Friday, December 02, 2011

Google and Amazon–And Nuclear Power?

BruceDoes America Online still exist? Why, yes it does, though it seems to have changed its business model considerably – it isn’t supporting the CD-manufacturing industry all by itself anymore, for one thing. It also has an energy site, at which we learn:

The headlines should come somewhere between December and March 2012 when the Nuclear Regulatory Commission, if all goes as expected, will okay building up to four new nuclear reactors.
The licenses for two Westinghouse AP1000 reactors at Southern Co.'s Plant Vogtle in Georgia, followed quickly by two more at SCANA's Summer station in South Carolina, will be the first granted since the 1970s.
The story following is notably positive.
One plus for new nuclear is new jobs. Both the Vogtle and Summer sites will employ thousands of construction workers, as well as hundreds of operational personnel when the units start up 2016-19. Fertel said that, while the largest reactor components have to be forged overseas since no facilities exist in the US, most of the multi-billion dollar projects are sourced here.
And stays fairly positive even with a peek in from the Union of Concerned Scientists.
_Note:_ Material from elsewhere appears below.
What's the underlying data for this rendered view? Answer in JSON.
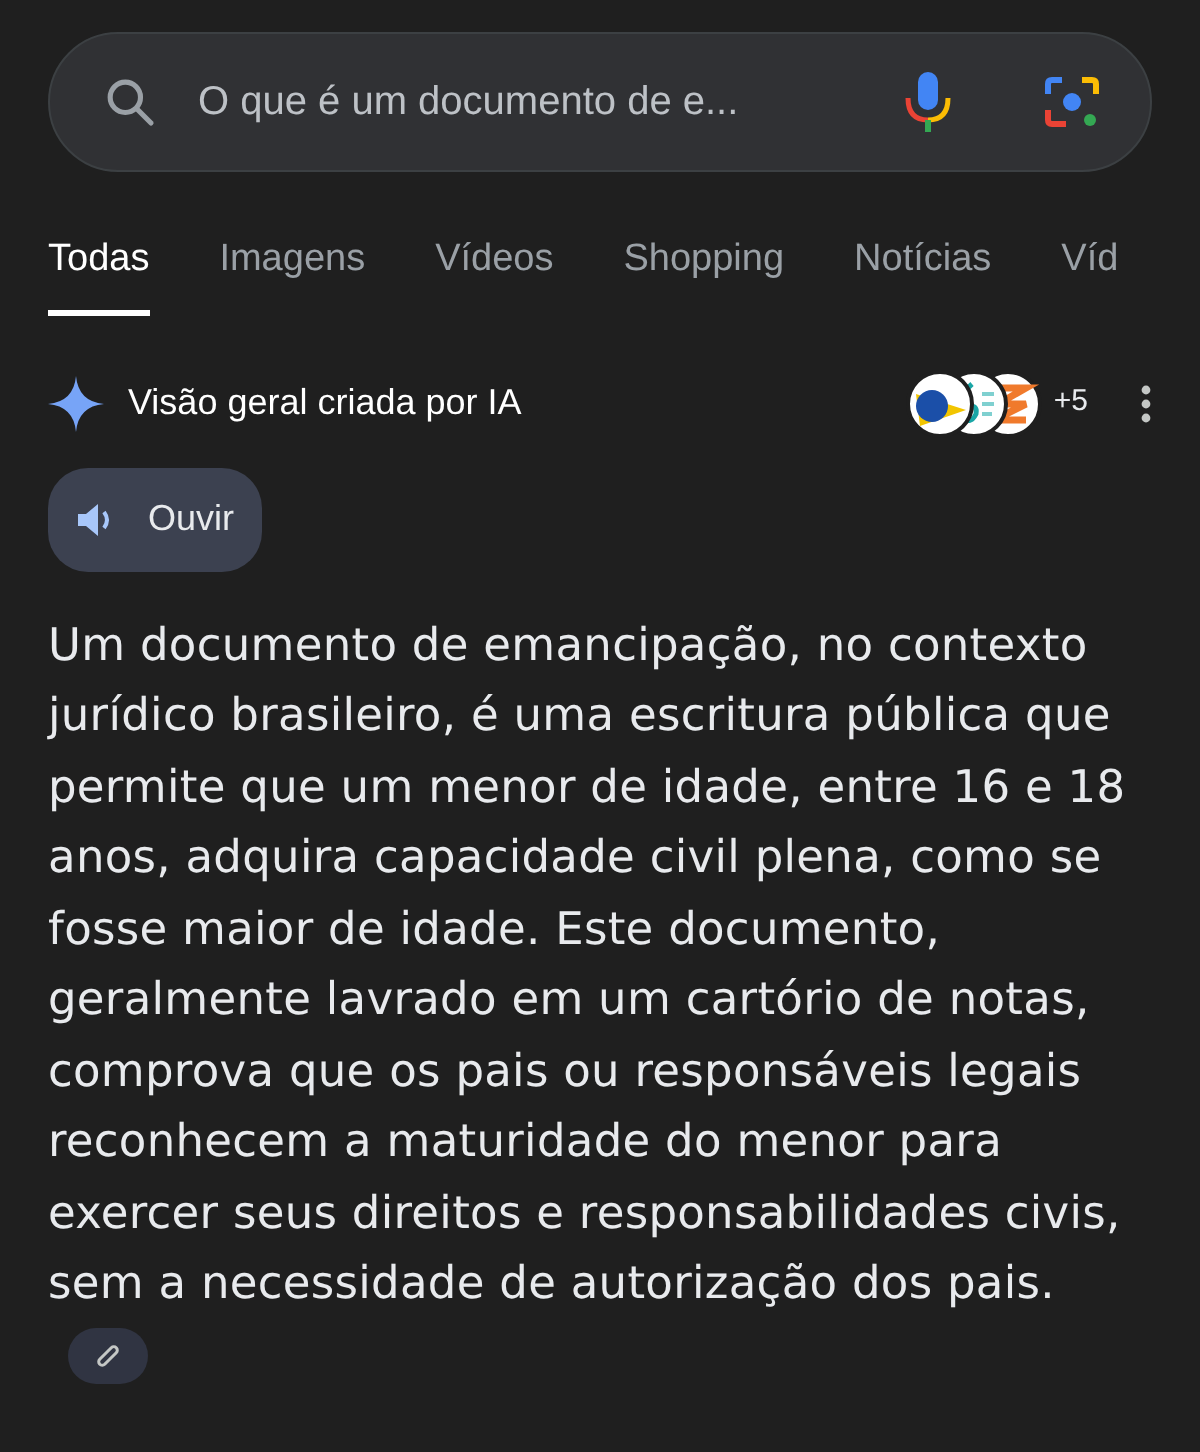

Worth a read.
While Vogtle and Summer will be the first new reactors in awhile, they won’t be the first new nuclear generation in North America:
Ontario nuclear power company Bruce Power said it had loaded the final uranium fuel bundle into the 750-megawatt Unit 1 at the Bruce A nuclear power plant in Ontario.

And this is the plan:

Bruce said in a release it expects to attach 750-MW Unit 2 to the Ontario power grid early in the first quarter of 2012 and start commercial operation later in the first quarter.

Bruce expects to connect Unit 1 to the grid in the second quarter of 2012 and go commercial during the third quarter.

You just knew a Canadian nuclear facility would be called Bruce. I wonder if there’s another one called Kevin. In any event, Bruce 3 and 4 have already been operating while 1 and 2 were shuttered in the mid 90s when it was decided not to upgrade them. Decision reversed, apparently.


Too much good news:

Fukushima fallout: Renaissance in nuclear power generation now a long way off.

That’s the title of a story at the Financial Times. Surprisingly, the story is not as gloomy as that title and has to admit:

The two responses [Germany and Lithuania] are proof that while atomic power has experienced a serious setback in the wake of Fukushima, it remains a chosen source of energy for many countries.

So – can we have our renaissance back?



Like the various nation-states of the world, Google vs. Amazon are also approaching their own nuclear war: both technology titans will have such growing energy demands that they will have to consider nuclear energy. And so, the key to understanding the growth opportunity of these companies is to assess their ability to use nuclear energy, and to use nuclear energy to build an infrastructure for an exponential improvement in data transmission across the Internet.

Leaving aside the awkward nuclear war metaphor, this article at Seeking Alpha seems rather peculiarly premised. Writer Simit Patel doesn’t stop there, either:

On the uranium side of things, I would love to see Google and Amazon support the growth of US-based uranium producers leveraging ISR [in-situ recovery] technology -- particularly Uranium Energy Corporation, a favorite of mine in the market.

I just have no idea.

The Bruce facility on Lake Heron.

1 comment:

apthorpe said...

I would've expected a Canadian reactor to be named Gord...

Congratulations to Bruce for a successful reload. :)